More companies are starting to invest in applicant tracking software (ATS) to help streamline the hiring experience. ATS automates administrative tasks, filters resumes, sends reminders, and keeps you up-to-date with the latest details of an opening. This kind of software speeds up the hiring process, allowing your HR team to quickly identify the best candidates for a given role.
Keep in mind that every interaction with a candidate can be taken out of context and shared via Glassdoor or social media. Make a concerted effort in your interactions to treat each candidate like you would a customer and give them little reason to put you on blast.
Seek third-party recognition and validation
Many people seek well-reviewed companies and restaurants the same way: If you receive a lot of positive feedback from everyday people, that’s great. But validation and recognition from more established parties—the media, industry associations, or end-of-year awards—carry more weight.
Make sure you’re in the running for awards from all the major review sites, like Glassdoor. To be considered as a Best Place to Work by Glassdoor, as a small business, you need at least 30 ratings across the eight workplace attributes from U.S.-based employees. Apply for opportunities to speak or present at community events, or for awards presented by niche groups. Engage in public relations by making yourself available for comment to reporters or writers seeking input for their stories.

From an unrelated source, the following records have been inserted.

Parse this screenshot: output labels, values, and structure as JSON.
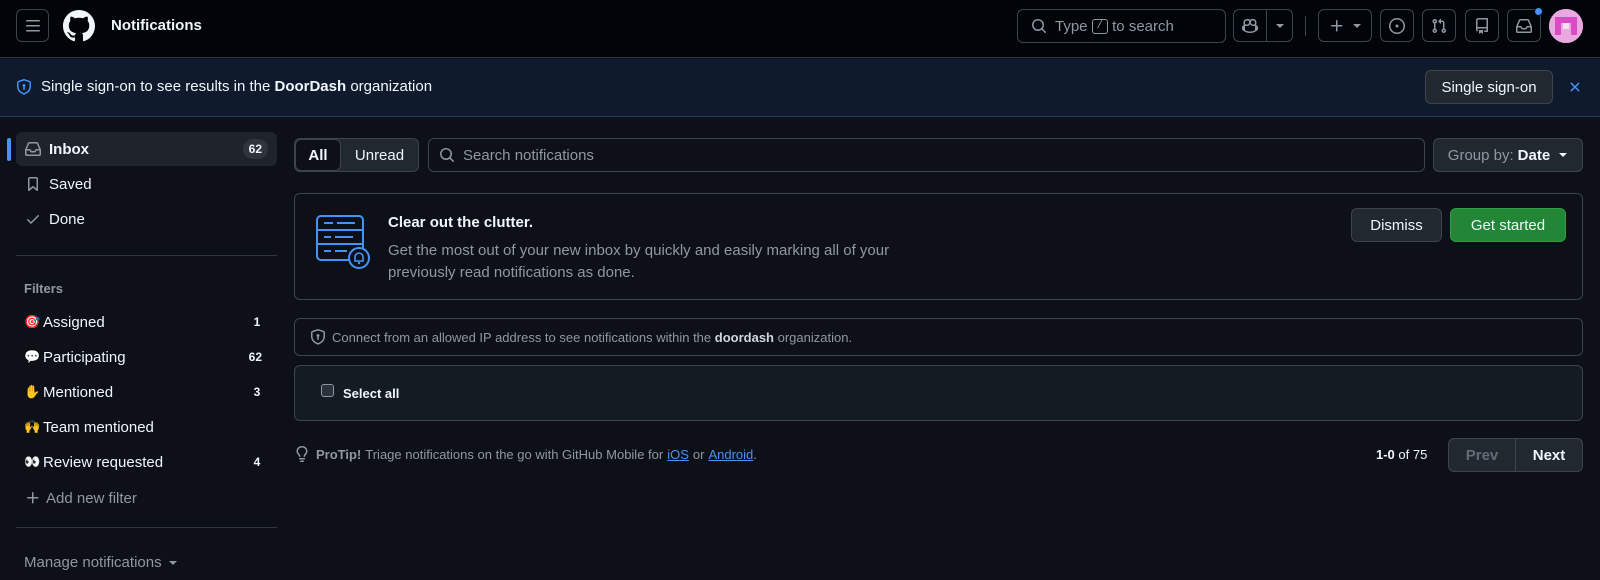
{
  "header": {
    "title": "Notifications",
    "search_prefix": "Type",
    "search_key": "/",
    "search_suffix": "to search"
  },
  "banner": {
    "text_before": "Single sign-on to see results in the",
    "org": "DoorDash",
    "text_after": "organization",
    "button": "Single sign-on"
  },
  "sidebar": {
    "items": [
      {
        "label": "Inbox",
        "count": "62"
      },
      {
        "label": "Saved"
      },
      {
        "label": "Done"
      }
    ],
    "filters_heading": "Filters",
    "filters": [
      {
        "emoji": "🎯",
        "label": "Assigned",
        "count": "1"
      },
      {
        "emoji": "💬",
        "label": "Participating",
        "count": "62"
      },
      {
        "emoji": "✋",
        "label": "Mentioned",
        "count": "3"
      },
      {
        "emoji": "🙌",
        "label": "Team mentioned"
      },
      {
        "emoji": "👀",
        "label": "Review requested",
        "count": "4"
      }
    ],
    "add_filter": "Add new filter",
    "manage": "Manage notifications"
  },
  "toolbar": {
    "tab_all": "All",
    "tab_unread": "Unread",
    "search_placeholder": "Search notifications",
    "group_by_label": "Group by:",
    "group_by_value": "Date"
  },
  "promo": {
    "title": "Clear out the clutter.",
    "body_line1": "Get the most out of your new inbox by quickly and easily marking all of your",
    "body_line2": "previously read notifications as done.",
    "dismiss": "Dismiss",
    "get_started": "Get started"
  },
  "ip_notice": {
    "text_before": "Connect from an allowed IP address to see notifications within the",
    "org": "doordash",
    "text_after": "organization."
  },
  "list": {
    "select_all": "Select all"
  },
  "footer": {
    "protip_label": "ProTip!",
    "protip_text": "Triage notifications on the go with GitHub Mobile for",
    "ios": "iOS",
    "or": "or",
    "android": "Android",
    "period": ".",
    "range": "1-0",
    "of_text": "of 75",
    "prev": "Prev",
    "next": "Next"
  },
  "colors": {
    "accent": "#4493f8",
    "success": "#238636",
    "selected_indicator": "#4493f8"
  }
}
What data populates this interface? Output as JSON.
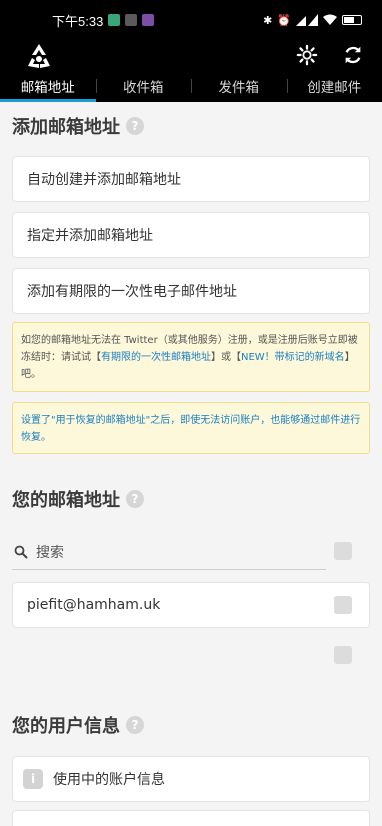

The more accolades, positive press and overall goodwill you can rack up, the better.
Address negative feedback and incorporate suggestions
No company is perfect. The question is, how do you address the occasional ding to your Glassdoor score or bad interview feedback?
First, if the criticism is public, address it. Ignoring a critique allows other people to shape your narrative. By responding to and acknowledging an issue with empathy and understanding, you maintain your cultural capital. And second, regardless of where the criticism comes from — an anonymous employee survey or a rant on Twitter — consider it honestly. Does this person have a point? Can you incorporate this feedback into how your business operates?
It’s up to you whether you want to take action on what you hear, but just being open to the feedback and letting people know their voice will be heard is a powerful tool for building a strong brand.
Walk the walk
Finally, all of these steps should culminate in your business actually living the values you espouse. If branding is what people say about you when you leave the room, then you need to make sure that all of your actions give people the right impression—so that when you do turn your back, they are delivering honest praise rather than exasperated relief.
Train your employees to live your employer brand, and encourage them to be ambassadors by delivering referrals or sharing news of the company on social media. Discuss how your interactions with candidates can remain on-brand, from how you greet them in the office to the way you sign off your emails. And never stop improving your operations to meet the expectations of the people you’ve brought on, and the people you hope to hire in the future.
Employer brand develops regardless of the role you choose to play in it—and often, if you choose to play no role, it takes a turn for the worse. It’s much more difficult to transplant a brand on to an existing company that it is to cultivate one as a small business and watch it grow along with you — so start building it today.